[TASK DESCRIPTION]:
Reproduce the records below exactly, but leave their pictures out of the copy.

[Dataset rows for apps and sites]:

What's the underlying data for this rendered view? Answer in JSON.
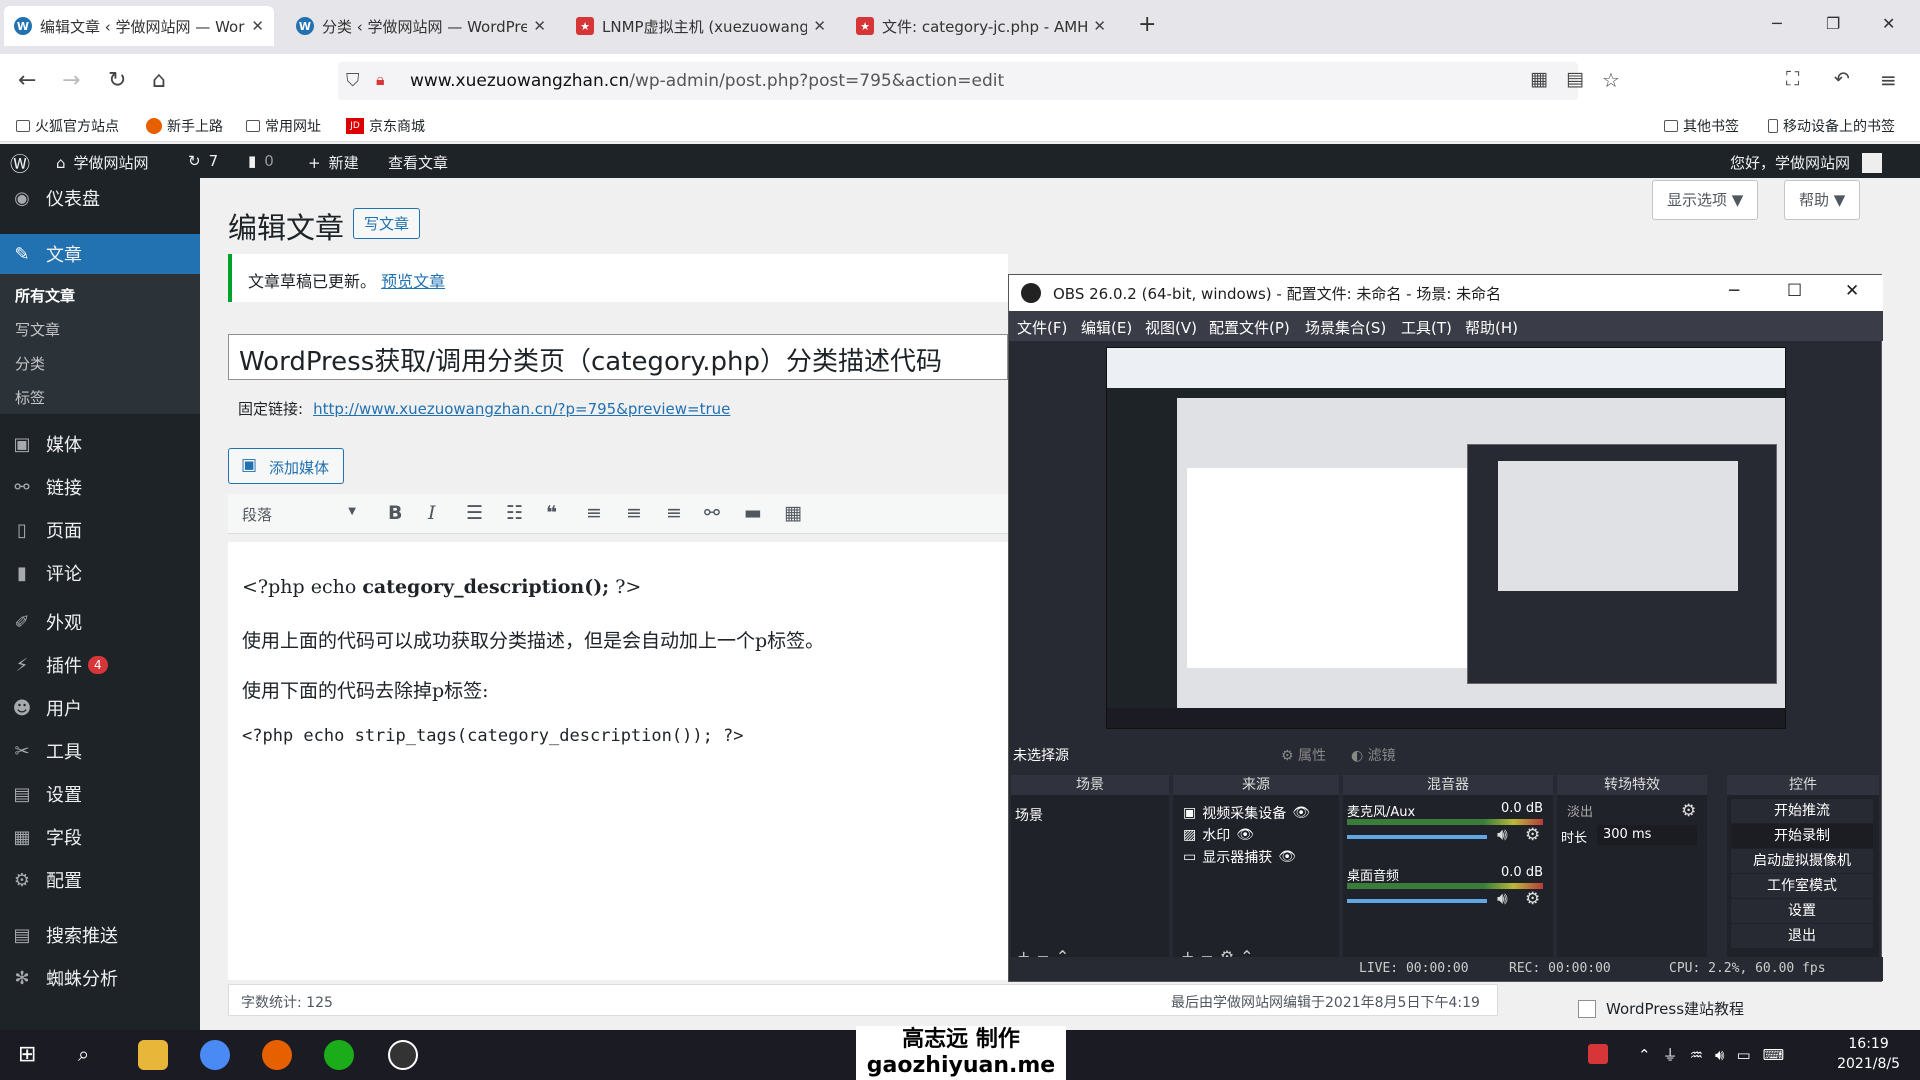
{
  "browser": {
    "tabs": [
      {
        "title": "编辑文章 ‹ 学做网站网 — Wor",
        "favicon": "wordpress-icon",
        "color": "#2271b1"
      },
      {
        "title": "分类 ‹ 学做网站网 — WordPre",
        "favicon": "wordpress-icon",
        "color": "#2271b1"
      },
      {
        "title": "LNMP虚拟主机 (xuezuowang",
        "favicon": "star-icon",
        "color": "#d63638"
      },
      {
        "title": "文件: category-jc.php - AMH",
        "favicon": "star-icon",
        "color": "#d63638"
      }
    ],
    "new_tab": "+",
    "url_domain": "www.xuezuowangzhan.cn",
    "url_path": "/wp-admin/post.php?post=795&action=edit",
    "bookmarks": [
      "火狐官方站点",
      "新手上路",
      "常用网址",
      "京东商城"
    ],
    "bookmarks_right": [
      "其他书签",
      "移动设备上的书签"
    ]
  },
  "adminbar": {
    "site_name": "学做网站网",
    "updates": "7",
    "comments": "0",
    "new_label": "新建",
    "view_post": "查看文章",
    "greeting": "您好，学做网站网"
  },
  "sidebar": {
    "items": [
      {
        "label": "仪表盘",
        "icon": "dashboard-icon"
      },
      {
        "label": "文章",
        "icon": "pin-icon"
      },
      {
        "label": "媒体",
        "icon": "media-icon"
      },
      {
        "label": "链接",
        "icon": "link-icon"
      },
      {
        "label": "页面",
        "icon": "page-icon"
      },
      {
        "label": "评论",
        "icon": "comment-icon"
      },
      {
        "label": "外观",
        "icon": "brush-icon"
      },
      {
        "label": "插件",
        "icon": "plugin-icon",
        "badge": "4"
      },
      {
        "label": "用户",
        "icon": "user-icon"
      },
      {
        "label": "工具",
        "icon": "tool-icon"
      },
      {
        "label": "设置",
        "icon": "settings-icon"
      },
      {
        "label": "字段",
        "icon": "field-icon"
      },
      {
        "label": "配置",
        "icon": "gear-icon"
      },
      {
        "label": "搜索推送",
        "icon": "search-push-icon"
      },
      {
        "label": "蜘蛛分析",
        "icon": "spider-icon"
      }
    ],
    "subitems": [
      "所有文章",
      "写文章",
      "分类",
      "标签"
    ]
  },
  "main": {
    "heading": "编辑文章",
    "add_new": "写文章",
    "screen_options": "显示选项 ▼",
    "help": "帮助 ▼",
    "notice_text": "文章草稿已更新。",
    "notice_link": "预览文章",
    "post_title": "WordPress获取/调用分类页（category.php）分类描述代码",
    "permalink_label": "固定链接:",
    "permalink_url": "http://www.xuezuowangzhan.cn/?p=795&preview=true",
    "add_media": "添加媒体",
    "format_select": "段落",
    "content": {
      "line1_pre": "<?php echo ",
      "line1_bold": "category_description();",
      "line1_post": " ?>",
      "line2": "使用上面的代码可以成功获取分类描述，但是会自动加上一个p标签。",
      "line3": "使用下面的代码去除掉p标签:",
      "line4": "<?php echo strip_tags(category_description()); ?>"
    },
    "word_count": "字数统计: 125",
    "last_edited": "最后由学做网站网编辑于2021年8月5日下午4:19",
    "category_checkbox": "WordPress建站教程"
  },
  "obs": {
    "title": "OBS 26.0.2 (64-bit, windows) - 配置文件: 未命名 - 场景: 未命名",
    "menu": [
      "文件(F)",
      "编辑(E)",
      "视图(V)",
      "配置文件(P)",
      "场景集合(S)",
      "工具(T)",
      "帮助(H)"
    ],
    "no_source": "未选择源",
    "properties": "属性",
    "filters": "滤镜",
    "panels": {
      "scenes": "场景",
      "sources": "来源",
      "mixer": "混音器",
      "transitions": "转场特效",
      "controls": "控件"
    },
    "scene_item": "场景",
    "sources": [
      "视频采集设备",
      "水印",
      "显示器捕获"
    ],
    "mixer": [
      {
        "name": "麦克风/Aux",
        "level": "0.0 dB"
      },
      {
        "name": "桌面音频",
        "level": "0.0 dB"
      }
    ],
    "transition": "淡出",
    "duration_label": "时长",
    "duration_value": "300 ms",
    "controls": [
      "开始推流",
      "开始录制",
      "启动虚拟摄像机",
      "工作室模式",
      "设置",
      "退出"
    ],
    "status": {
      "live": "LIVE: 00:00:00",
      "rec": "REC: 00:00:00",
      "cpu": "CPU: 2.2%, 60.00 fps"
    }
  },
  "taskbar": {
    "watermark_line1": "高志远 制作",
    "watermark_line2": "gaozhiyuan.me",
    "time": "16:19",
    "date": "2021/8/5"
  }
}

[RESPONSE BOX]:
What's the underlying data for this rendered view? Answer in JSON.
{
  "browser": {
    "tabs": [
      {
        "title": "编辑文章 ‹ 学做网站网 — Wor",
        "favicon": "wordpress-icon",
        "color": "#2271b1"
      },
      {
        "title": "分类 ‹ 学做网站网 — WordPre",
        "favicon": "wordpress-icon",
        "color": "#2271b1"
      },
      {
        "title": "LNMP虚拟主机 (xuezuowang",
        "favicon": "star-icon",
        "color": "#d63638"
      },
      {
        "title": "文件: category-jc.php - AMH",
        "favicon": "star-icon",
        "color": "#d63638"
      }
    ],
    "new_tab": "+",
    "url_domain": "www.xuezuowangzhan.cn",
    "url_path": "/wp-admin/post.php?post=795&action=edit",
    "bookmarks": [
      "火狐官方站点",
      "新手上路",
      "常用网址",
      "京东商城"
    ],
    "bookmarks_right": [
      "其他书签",
      "移动设备上的书签"
    ]
  },
  "adminbar": {
    "site_name": "学做网站网",
    "updates": "7",
    "comments": "0",
    "new_label": "新建",
    "view_post": "查看文章",
    "greeting": "您好，学做网站网"
  },
  "sidebar": {
    "items": [
      {
        "label": "仪表盘",
        "icon": "dashboard-icon"
      },
      {
        "label": "文章",
        "icon": "pin-icon"
      },
      {
        "label": "媒体",
        "icon": "media-icon"
      },
      {
        "label": "链接",
        "icon": "link-icon"
      },
      {
        "label": "页面",
        "icon": "page-icon"
      },
      {
        "label": "评论",
        "icon": "comment-icon"
      },
      {
        "label": "外观",
        "icon": "brush-icon"
      },
      {
        "label": "插件",
        "icon": "plugin-icon",
        "badge": "4"
      },
      {
        "label": "用户",
        "icon": "user-icon"
      },
      {
        "label": "工具",
        "icon": "tool-icon"
      },
      {
        "label": "设置",
        "icon": "settings-icon"
      },
      {
        "label": "字段",
        "icon": "field-icon"
      },
      {
        "label": "配置",
        "icon": "gear-icon"
      },
      {
        "label": "搜索推送",
        "icon": "search-push-icon"
      },
      {
        "label": "蜘蛛分析",
        "icon": "spider-icon"
      }
    ],
    "subitems": [
      "所有文章",
      "写文章",
      "分类",
      "标签"
    ]
  },
  "main": {
    "heading": "编辑文章",
    "add_new": "写文章",
    "screen_options": "显示选项 ▼",
    "help": "帮助 ▼",
    "notice_text": "文章草稿已更新。",
    "notice_link": "预览文章",
    "post_title": "WordPress获取/调用分类页（category.php）分类描述代码",
    "permalink_label": "固定链接:",
    "permalink_url": "http://www.xuezuowangzhan.cn/?p=795&preview=true",
    "add_media": "添加媒体",
    "format_select": "段落",
    "content": {
      "line1_pre": "<?php echo ",
      "line1_bold": "category_description();",
      "line1_post": " ?>",
      "line2": "使用上面的代码可以成功获取分类描述，但是会自动加上一个p标签。",
      "line3": "使用下面的代码去除掉p标签:",
      "line4": "<?php echo strip_tags(category_description()); ?>"
    },
    "word_count": "字数统计: 125",
    "last_edited": "最后由学做网站网编辑于2021年8月5日下午4:19",
    "category_checkbox": "WordPress建站教程"
  },
  "obs": {
    "title": "OBS 26.0.2 (64-bit, windows) - 配置文件: 未命名 - 场景: 未命名",
    "menu": [
      "文件(F)",
      "编辑(E)",
      "视图(V)",
      "配置文件(P)",
      "场景集合(S)",
      "工具(T)",
      "帮助(H)"
    ],
    "no_source": "未选择源",
    "properties": "属性",
    "filters": "滤镜",
    "panels": {
      "scenes": "场景",
      "sources": "来源",
      "mixer": "混音器",
      "transitions": "转场特效",
      "controls": "控件"
    },
    "scene_item": "场景",
    "sources": [
      "视频采集设备",
      "水印",
      "显示器捕获"
    ],
    "mixer": [
      {
        "name": "麦克风/Aux",
        "level": "0.0 dB"
      },
      {
        "name": "桌面音频",
        "level": "0.0 dB"
      }
    ],
    "transition": "淡出",
    "duration_label": "时长",
    "duration_value": "300 ms",
    "controls": [
      "开始推流",
      "开始录制",
      "启动虚拟摄像机",
      "工作室模式",
      "设置",
      "退出"
    ],
    "status": {
      "live": "LIVE: 00:00:00",
      "rec": "REC: 00:00:00",
      "cpu": "CPU: 2.2%, 60.00 fps"
    }
  },
  "taskbar": {
    "watermark_line1": "高志远 制作",
    "watermark_line2": "gaozhiyuan.me",
    "time": "16:19",
    "date": "2021/8/5"
  }
}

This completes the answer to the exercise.